Read the complete post here: https://medium.com/the-liberators/myth-refinement-is-a-required-meeting-for-the-entire-scrum-team-b17fb7bc25fa?mc_cid=d2843cbf59&mc_eid=b8b1840566

Product Backlog Refinement is a Scrum Team Responsibility

This article on Product Backlog refinement shows that Refinement is more than just a meeting where the whole Scrum Team is having a discussion. It requires and involves everyone with shared and special responsibilities. It’s easy to lose sight of the importance of Product Backlog refinement because of your focus on the Sprint. But making time for healthy Product Backlog Refinement makes way for an awesome collaboration and teamwork, building a product that customers really enjoy!

Read the complete article from Jasper Alblas here: https://www.scrum.org/resources/blog/scrum-trenches-product-backlog-refinement-scrum-team-responsibility

Why Agile Teams Should Estimate at Two Different Levels

It is very common for agile teams, especially Scrum teams, to estimate both their product backlog and sprint backlogs. In this article, Mike Cohn will address:

  • Why estimating both the product backlog and sprint backlog can be useful even though it seems redundant
  • Why teams should estimate the two backlogs in different units
  • When teams should estimate
  • Whether all teams should estimate

Although I think you should not try to use hours for estimation, I agree using different valuations for an estimation is best. I find using T-shirt sizes for PBIs and Story Points for SBIs work well.
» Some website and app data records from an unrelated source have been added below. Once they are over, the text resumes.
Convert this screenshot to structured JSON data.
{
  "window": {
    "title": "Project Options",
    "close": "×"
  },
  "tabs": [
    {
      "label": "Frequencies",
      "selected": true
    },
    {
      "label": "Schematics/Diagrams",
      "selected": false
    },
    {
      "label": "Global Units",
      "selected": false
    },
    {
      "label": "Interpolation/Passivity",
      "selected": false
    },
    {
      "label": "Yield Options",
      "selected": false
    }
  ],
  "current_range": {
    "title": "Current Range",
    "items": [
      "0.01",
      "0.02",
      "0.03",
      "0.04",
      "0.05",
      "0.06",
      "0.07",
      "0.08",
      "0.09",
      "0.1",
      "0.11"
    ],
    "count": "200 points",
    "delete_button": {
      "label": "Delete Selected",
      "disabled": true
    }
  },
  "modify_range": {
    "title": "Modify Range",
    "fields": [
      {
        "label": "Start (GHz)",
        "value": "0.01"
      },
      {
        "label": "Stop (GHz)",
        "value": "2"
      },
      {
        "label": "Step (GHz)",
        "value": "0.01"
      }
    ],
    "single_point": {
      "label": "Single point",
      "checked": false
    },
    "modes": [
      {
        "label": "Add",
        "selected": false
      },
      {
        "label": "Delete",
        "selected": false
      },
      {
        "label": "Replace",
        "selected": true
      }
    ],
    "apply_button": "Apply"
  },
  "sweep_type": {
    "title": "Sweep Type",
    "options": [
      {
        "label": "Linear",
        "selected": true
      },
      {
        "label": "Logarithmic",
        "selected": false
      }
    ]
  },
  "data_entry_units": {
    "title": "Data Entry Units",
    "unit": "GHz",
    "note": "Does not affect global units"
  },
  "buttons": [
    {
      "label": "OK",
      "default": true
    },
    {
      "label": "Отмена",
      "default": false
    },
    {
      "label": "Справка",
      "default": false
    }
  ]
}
Read the complete article here, and also take note of some excellent comments at the bottom: https://www.mountaingoatsoftware.com/blog/why-agile-teams-should-estimate-at-two-different-levels